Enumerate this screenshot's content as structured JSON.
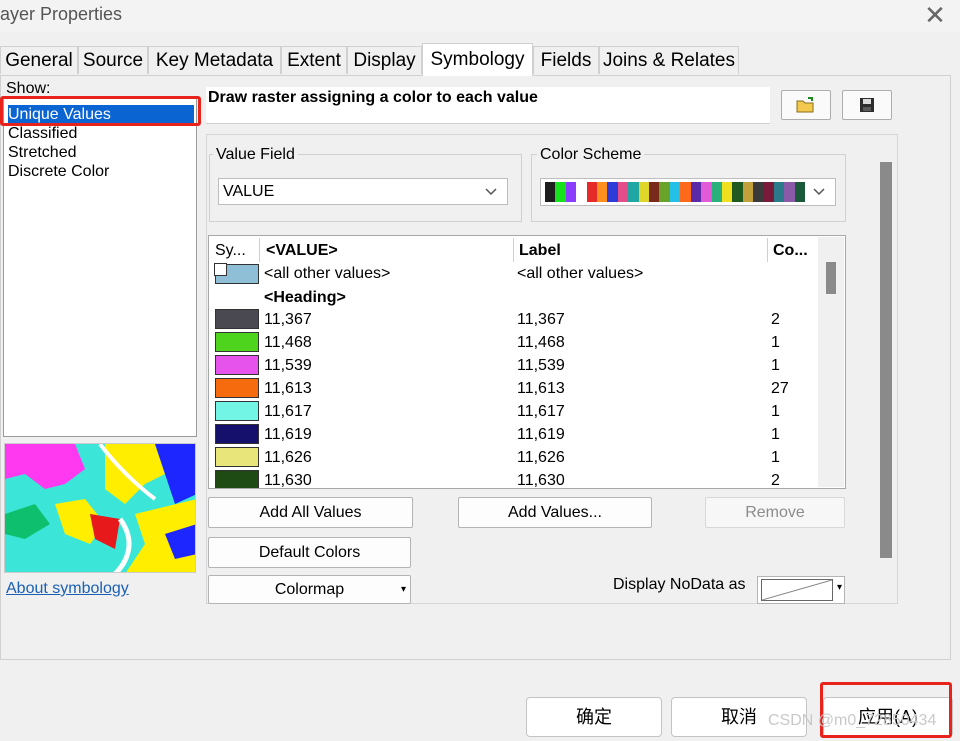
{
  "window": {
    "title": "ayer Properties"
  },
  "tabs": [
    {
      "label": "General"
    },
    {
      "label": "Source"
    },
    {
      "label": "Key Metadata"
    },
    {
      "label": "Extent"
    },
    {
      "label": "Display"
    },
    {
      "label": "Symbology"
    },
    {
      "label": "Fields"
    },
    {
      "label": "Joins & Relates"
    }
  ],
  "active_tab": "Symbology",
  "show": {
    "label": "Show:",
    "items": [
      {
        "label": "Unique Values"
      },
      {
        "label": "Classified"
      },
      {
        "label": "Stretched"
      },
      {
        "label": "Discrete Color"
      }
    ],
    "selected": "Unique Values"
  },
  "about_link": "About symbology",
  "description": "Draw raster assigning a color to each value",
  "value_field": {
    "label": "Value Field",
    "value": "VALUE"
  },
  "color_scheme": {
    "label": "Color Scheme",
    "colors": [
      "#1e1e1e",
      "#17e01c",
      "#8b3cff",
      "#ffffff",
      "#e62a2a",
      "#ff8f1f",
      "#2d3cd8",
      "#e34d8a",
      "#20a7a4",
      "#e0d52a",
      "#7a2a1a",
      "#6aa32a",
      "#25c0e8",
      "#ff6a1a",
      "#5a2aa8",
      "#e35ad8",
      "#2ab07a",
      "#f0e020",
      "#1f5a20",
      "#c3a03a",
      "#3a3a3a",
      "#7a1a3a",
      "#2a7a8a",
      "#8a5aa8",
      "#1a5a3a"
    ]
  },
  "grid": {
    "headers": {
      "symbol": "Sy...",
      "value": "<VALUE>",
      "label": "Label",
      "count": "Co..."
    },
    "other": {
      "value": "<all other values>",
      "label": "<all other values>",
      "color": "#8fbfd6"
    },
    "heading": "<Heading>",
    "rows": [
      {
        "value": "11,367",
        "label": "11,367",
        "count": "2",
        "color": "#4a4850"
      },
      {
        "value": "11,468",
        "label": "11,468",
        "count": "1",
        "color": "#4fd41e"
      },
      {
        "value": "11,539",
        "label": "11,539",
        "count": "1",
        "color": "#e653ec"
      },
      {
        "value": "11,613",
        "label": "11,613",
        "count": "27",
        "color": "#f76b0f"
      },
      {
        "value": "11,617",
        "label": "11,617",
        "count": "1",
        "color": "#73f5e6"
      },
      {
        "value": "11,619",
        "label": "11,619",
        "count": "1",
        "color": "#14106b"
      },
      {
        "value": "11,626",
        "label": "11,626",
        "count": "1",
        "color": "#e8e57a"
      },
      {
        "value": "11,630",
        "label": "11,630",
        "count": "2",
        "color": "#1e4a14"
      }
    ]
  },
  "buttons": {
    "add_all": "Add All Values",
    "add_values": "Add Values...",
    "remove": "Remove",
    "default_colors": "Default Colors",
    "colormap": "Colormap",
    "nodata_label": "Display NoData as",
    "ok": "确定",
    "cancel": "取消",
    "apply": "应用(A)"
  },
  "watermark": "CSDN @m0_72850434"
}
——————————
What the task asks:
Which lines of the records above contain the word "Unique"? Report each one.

Response to this task:
        "label": "Unique Values"
    "selected": "Unique Values"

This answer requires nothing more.